Ethical Trade and How It Can Improve the World’s Economy

Poverty is one of the world’s most pervasive problems. Almost half the world – more than three billion people – survives on less than $2.50 per day. Over 24,000 children die each day of causes related to poverty. Almost a billion people are unable to read or sign their names. About 640 million children live in inadequate housing, and about 400 million do not have safe drinking water.

The reasons for this dire situation are numerous and complex. Corruption is a major cause at all levels of society. Governmental, judiciary, military, business and civil society corruption affect the lives of billions. Discrimination, the brain drain, war, illnesses such as malaria and tuberculosis and a host of other problems are also reasons for this sad state of affairs.

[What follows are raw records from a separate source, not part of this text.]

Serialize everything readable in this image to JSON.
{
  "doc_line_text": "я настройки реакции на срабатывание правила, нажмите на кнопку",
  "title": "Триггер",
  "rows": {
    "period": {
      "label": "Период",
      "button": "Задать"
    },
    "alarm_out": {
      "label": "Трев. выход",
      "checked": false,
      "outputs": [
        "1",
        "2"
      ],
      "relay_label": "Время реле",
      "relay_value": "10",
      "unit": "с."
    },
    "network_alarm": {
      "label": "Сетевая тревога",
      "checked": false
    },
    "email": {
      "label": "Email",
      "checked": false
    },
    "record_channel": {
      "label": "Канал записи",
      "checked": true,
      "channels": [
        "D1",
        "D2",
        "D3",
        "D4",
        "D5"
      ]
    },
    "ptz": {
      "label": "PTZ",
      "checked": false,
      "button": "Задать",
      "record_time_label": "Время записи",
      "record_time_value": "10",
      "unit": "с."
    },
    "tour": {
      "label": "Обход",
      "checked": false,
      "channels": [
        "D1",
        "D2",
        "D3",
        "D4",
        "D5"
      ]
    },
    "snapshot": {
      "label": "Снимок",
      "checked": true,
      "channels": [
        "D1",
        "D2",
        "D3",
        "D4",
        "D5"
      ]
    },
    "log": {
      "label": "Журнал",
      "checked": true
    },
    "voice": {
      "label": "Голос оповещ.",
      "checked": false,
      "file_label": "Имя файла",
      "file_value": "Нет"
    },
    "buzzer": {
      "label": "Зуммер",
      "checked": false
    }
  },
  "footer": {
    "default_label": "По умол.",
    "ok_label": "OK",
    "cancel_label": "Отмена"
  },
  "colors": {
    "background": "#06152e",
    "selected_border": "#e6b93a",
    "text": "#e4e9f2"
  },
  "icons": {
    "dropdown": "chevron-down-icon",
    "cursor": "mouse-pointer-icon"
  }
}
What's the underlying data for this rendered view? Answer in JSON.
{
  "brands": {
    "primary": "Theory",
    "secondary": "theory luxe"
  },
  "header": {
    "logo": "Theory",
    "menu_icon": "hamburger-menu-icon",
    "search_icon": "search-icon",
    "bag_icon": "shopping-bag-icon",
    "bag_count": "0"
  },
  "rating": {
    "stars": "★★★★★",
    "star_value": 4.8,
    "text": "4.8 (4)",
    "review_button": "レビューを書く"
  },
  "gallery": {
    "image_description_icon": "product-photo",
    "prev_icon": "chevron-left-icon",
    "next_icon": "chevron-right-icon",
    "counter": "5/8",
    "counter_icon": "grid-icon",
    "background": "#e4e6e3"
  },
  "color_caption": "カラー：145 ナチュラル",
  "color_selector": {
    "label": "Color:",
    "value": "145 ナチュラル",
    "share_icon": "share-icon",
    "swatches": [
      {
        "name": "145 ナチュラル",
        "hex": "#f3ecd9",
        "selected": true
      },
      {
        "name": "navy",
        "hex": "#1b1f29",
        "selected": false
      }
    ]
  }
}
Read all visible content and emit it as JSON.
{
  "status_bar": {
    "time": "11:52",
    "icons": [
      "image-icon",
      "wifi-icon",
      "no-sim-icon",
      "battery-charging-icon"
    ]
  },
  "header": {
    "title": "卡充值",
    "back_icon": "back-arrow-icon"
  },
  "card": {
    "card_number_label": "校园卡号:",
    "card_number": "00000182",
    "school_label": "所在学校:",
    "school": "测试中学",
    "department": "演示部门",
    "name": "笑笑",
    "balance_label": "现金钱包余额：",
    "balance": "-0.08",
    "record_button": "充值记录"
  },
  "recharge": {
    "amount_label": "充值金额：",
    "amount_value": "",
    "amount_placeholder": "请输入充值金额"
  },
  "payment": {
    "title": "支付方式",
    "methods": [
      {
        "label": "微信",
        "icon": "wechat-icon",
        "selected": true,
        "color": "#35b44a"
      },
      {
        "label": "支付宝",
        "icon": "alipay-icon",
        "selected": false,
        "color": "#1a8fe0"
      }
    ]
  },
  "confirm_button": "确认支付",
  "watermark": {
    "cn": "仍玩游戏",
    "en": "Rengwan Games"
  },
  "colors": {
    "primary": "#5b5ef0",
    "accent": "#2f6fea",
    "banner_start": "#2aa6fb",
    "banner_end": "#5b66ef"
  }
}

World trade depends upon finance - look here in the UK for international development finance. As an ethical employer you will of course need temporary car insurance or short car insurance from time to time.

Wherever work is available, people work hard, often in abysmal conditions, trying to provide a living for their families. Millions of men, women and young children work in sweatshops. A sweatshop is a factory, or other place of employment, that is unusually difficult or dangerous to work in. They require extra long hours of work for very low pay. Child labor laws are violated, and workers are abused. Sweatshops may use hazardous materials.

Many are working to change these terrible conditions. Individuals, trade unions and voluntary organizations have joined together to improve people’s lives around the world and, in doing so, improve the world’s economy. Also, hundreds of millions of people who grow crops and work in agriculture need help.

The words, “ethical trade,” can be defined in different ways. It basically means doing business in a way that promotes socially and environmentally responsible business activity. Ethical trade can be beneficial for everyone, from the owners of a business to those who work on the assembly lines and in the fields. The definition includes the labor conditions that exist for workers in a company’s supply chain.

The benefits of developing ethical trade as the standard for doing business around the world are many. The first, and most obvious, benefit is in the lives of workers. Ethical trade means the right for workers to do collective bargaining without the fear of reprisals or of being fired. It means the abolition of forced labor. Workers would be free to leave an employer if they chose to do so. Prisoners would not be forced to work like slaves in abysmal conditions.

In a system that stressed ethical trade, those living below the poverty line would receive additional training enabling them to work more efficiently. It would require development of ingenious and cost-effective methods of production. A commitment to ethical trade would require major corporations to make commitments to a business practice that would result in gradually rising wage scales. As workers began to earn more, they could purchase more goods which would grow and strengthen the economy. Corporate buyers must be trained to not only test products but also to rate the factories that produce them.

Designed by EthicsAnonymous 2009 All Rights Reserved